Once at the bus station you can ask at the information kiosk for the booth that sells the tickets to Arranyapathet or just look around, it’s pretty much straight ahead and center against the back wall when you walk in the main doors. There are buses leaving through the day starting at 6AM and finishing around 5PM and a ticket will run you 212 baht. It’s supposed to be a 4 hour ride, but the two times I rode it took somewhere a little over 5, which still isn’t too bad because it proved to be one of the nicer buses I’ve taken in Thailand. The air conditioning worked, the seats reclined, and the speakers were only pumping Thai pop music for somewhere between 30 and 40 percent of the time.

At the end of this ride the bus will kind of unceremoniously dump you off in the middle of what looks to be a nowhere town. Tuk tuk (little truck taxis) drivers will accost you asking you if you’re going to the border. Try hooking up with some other people heading that way to get a better fare. It’ll be somewhere between 50 and 60 baht. Now here’s the sneaky part. The tuk tuk drivers WILL take you to the border, but only AFTER they take you to one or two places where shady people will try to sell you visas at an inflated price. Just insist on being taken to the actual border, and don’t listen to a word they have to say. People were telling us all kinds of garbage about how if you don’t already have it it’ll cost more at the border, or that we couldn’t get the visas at the border that particular day and on and on. Just stay strong and don’t get out of the tuk tuk until you’ve arrived at the border.

You’ll be dropped off a little up the road from the border station, so just get your stuff and start walking. Because gambling is illegal in Thailand but not in Cambodia, you may pass signs warning that leaving the Kingdom of Thailand to gamble is in no uncertain words, a bad idea and may lead to fines, and I’m not joking, death. Whether that’s the intention of your visit to Cambodia or not, you will pass through a Thai border building where it seems like smiling will get you thrown into prison. After this continue on you’ll come upon a Cambodian border checkpoint. You’ll have to fill out some paperwork, present your passport and a passport photo (don’t forget the photo and make sure you have at least a full empty page in your passport), $20 U.S. dollars and within a few minutes you’ll be on your way with a 30 day Cambodian tourist visa. These guys will try to tell you that you need to pay them $5 or a 100 baht extra to get it quickly, but stay firm, point to the sign above the window stating the price and don’t take their crap.
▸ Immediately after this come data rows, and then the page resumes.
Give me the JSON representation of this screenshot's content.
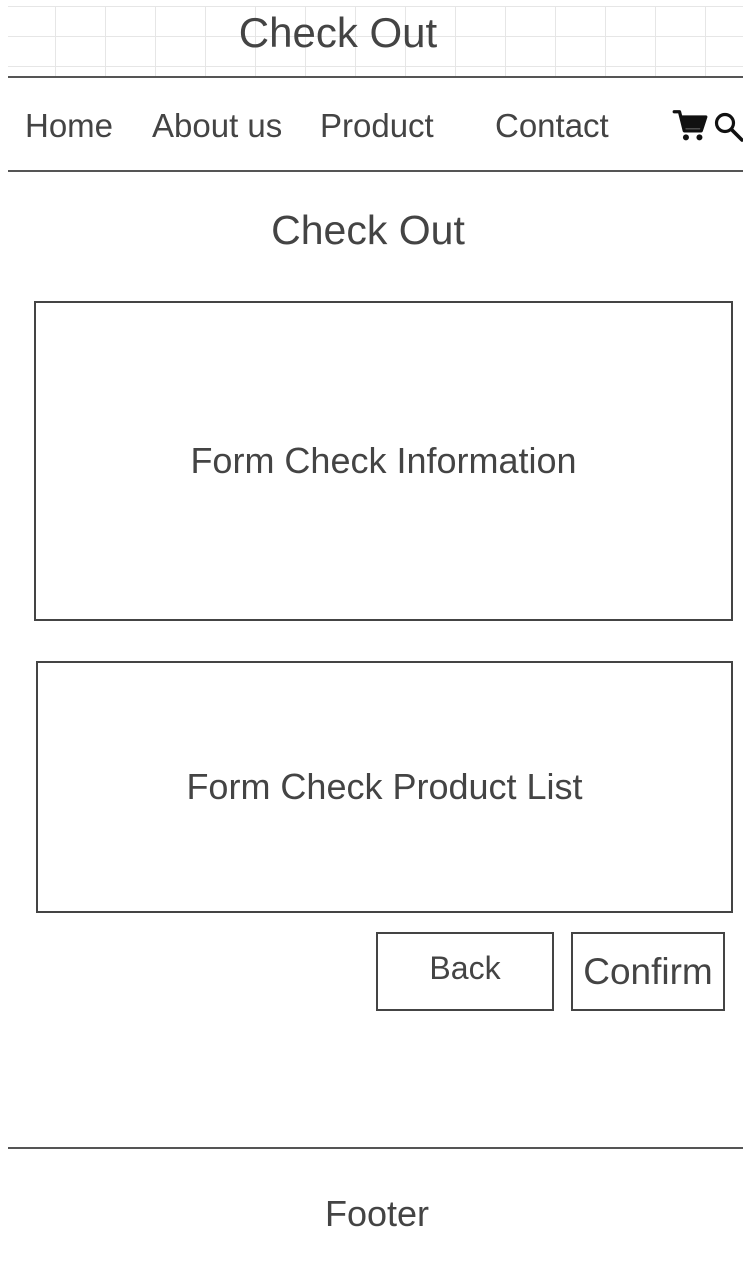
{
  "header": {
    "title": "Check Out"
  },
  "nav": {
    "items": [
      {
        "label": "Home"
      },
      {
        "label": "About us"
      },
      {
        "label": "Product"
      },
      {
        "label": "Contact"
      }
    ],
    "icons": [
      "cart-icon",
      "search-icon"
    ]
  },
  "main": {
    "heading": "Check Out",
    "info_form": {
      "label": "Form Check Information"
    },
    "product_list_form": {
      "label": "Form Check Product List"
    },
    "back_label": "Back",
    "confirm_label": "Confirm"
  },
  "footer": {
    "label": "Footer"
  }
}
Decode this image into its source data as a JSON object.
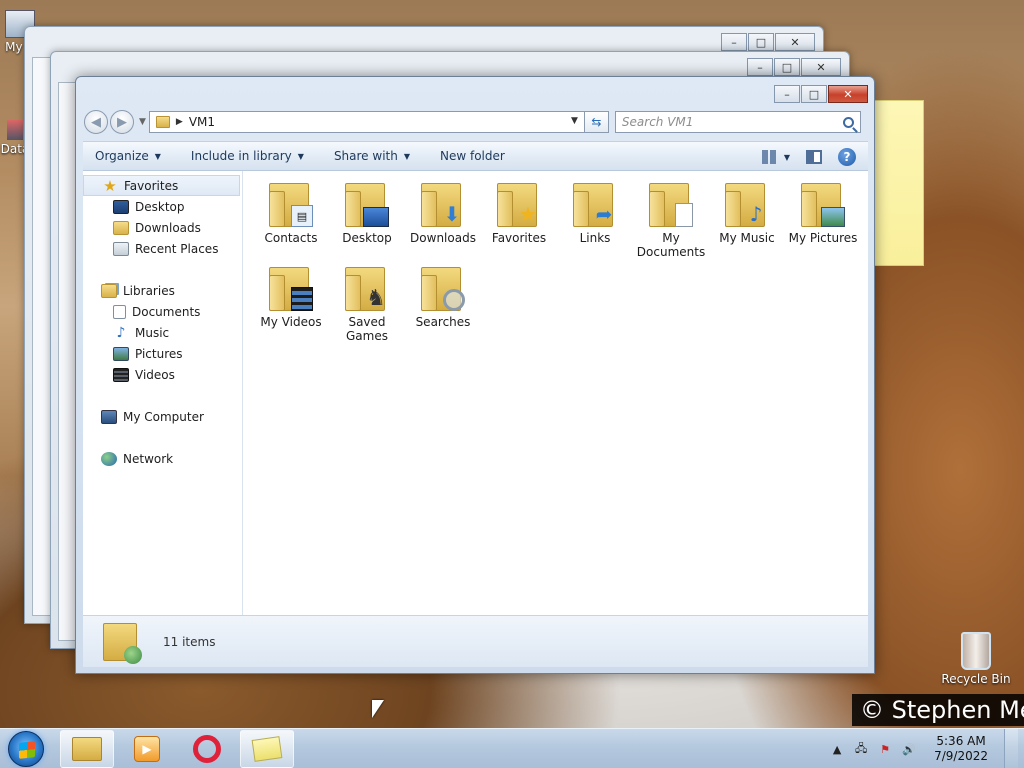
{
  "desktop": {
    "icons": [
      {
        "label": "My C"
      },
      {
        "label": "Data"
      },
      {
        "label": "Recycle Bin"
      }
    ],
    "watermark": "© Stephen Me"
  },
  "window": {
    "title": "VM1",
    "address_path": "VM1",
    "search_placeholder": "Search VM1",
    "caption": {
      "minimize": "–",
      "maximize": "□",
      "close": "✕"
    }
  },
  "toolbar": {
    "organize": "Organize",
    "include_in_library": "Include in library",
    "share_with": "Share with",
    "new_folder": "New folder"
  },
  "nav_pane": {
    "favorites": {
      "label": "Favorites",
      "items": [
        "Desktop",
        "Downloads",
        "Recent Places"
      ]
    },
    "libraries": {
      "label": "Libraries",
      "items": [
        "Documents",
        "Music",
        "Pictures",
        "Videos"
      ]
    },
    "computer": "My Computer",
    "network": "Network"
  },
  "files": [
    {
      "name": "Contacts",
      "icon": "contacts-icon"
    },
    {
      "name": "Desktop",
      "icon": "desktop-icon"
    },
    {
      "name": "Downloads",
      "icon": "downloads-icon"
    },
    {
      "name": "Favorites",
      "icon": "star-icon"
    },
    {
      "name": "Links",
      "icon": "link-arrow-icon"
    },
    {
      "name": "My Documents",
      "icon": "document-icon"
    },
    {
      "name": "My Music",
      "icon": "music-note-icon"
    },
    {
      "name": "My Pictures",
      "icon": "picture-icon"
    },
    {
      "name": "My Videos",
      "icon": "film-icon"
    },
    {
      "name": "Saved Games",
      "icon": "chess-icon"
    },
    {
      "name": "Searches",
      "icon": "magnifier-icon"
    }
  ],
  "details": {
    "item_count": "11 items"
  },
  "taskbar": {
    "clock_time": "5:36 AM",
    "clock_date": "7/9/2022",
    "pinned": [
      "windows-explorer",
      "media-player",
      "opera",
      "sticky-notes"
    ]
  }
}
From here it’s a matter of deciding whether you want to take a bus or a taxi (read 1982 Carolla driven by an insane and just maybe half blind Cambodian person) to your ultimate destination. I was heading to Siem Reap and was able to get three other people together to split a taxi with at $12 U.S. a person for a three hour ride. If you choose to take a bus, the tickets were around $9 U.S. and I’ve heard it takes significantly longer than a taxi, but if you’re traveling alone, it’s probably the cheap option.

Hooray! You’ve done it. You’re in Cambodia. Go check out Angkor Wat and Phnom Penh and all the other goodness the country has to offer. You can shoot large automatic guns, and if you pay enough, it may just be possible to shoot a cow. Seriously, it’s like the Wild West out there.

Getting back is essentially the exact same process in reverse. Take a bus or taxi from whatever Cambodian city you end up in to the Thai border and find a bus or train to get you back to Bangkok or wherever your next destination is. Just walk towards the busses lining up and hop on the next one leaving. I left Battambang, Cambodia at 7AM, got to the border around 10AM, caught an 11:30AM bus right across the border to Bangkok, got into Bangkok around 5pm and then was able to get a taxi from the Northeastern Bus Terminal Mo Chit to Hualomphong where I was in time for a 7:30PM night train leaving Bangkok for Suratthani.

There you go. Happy travels.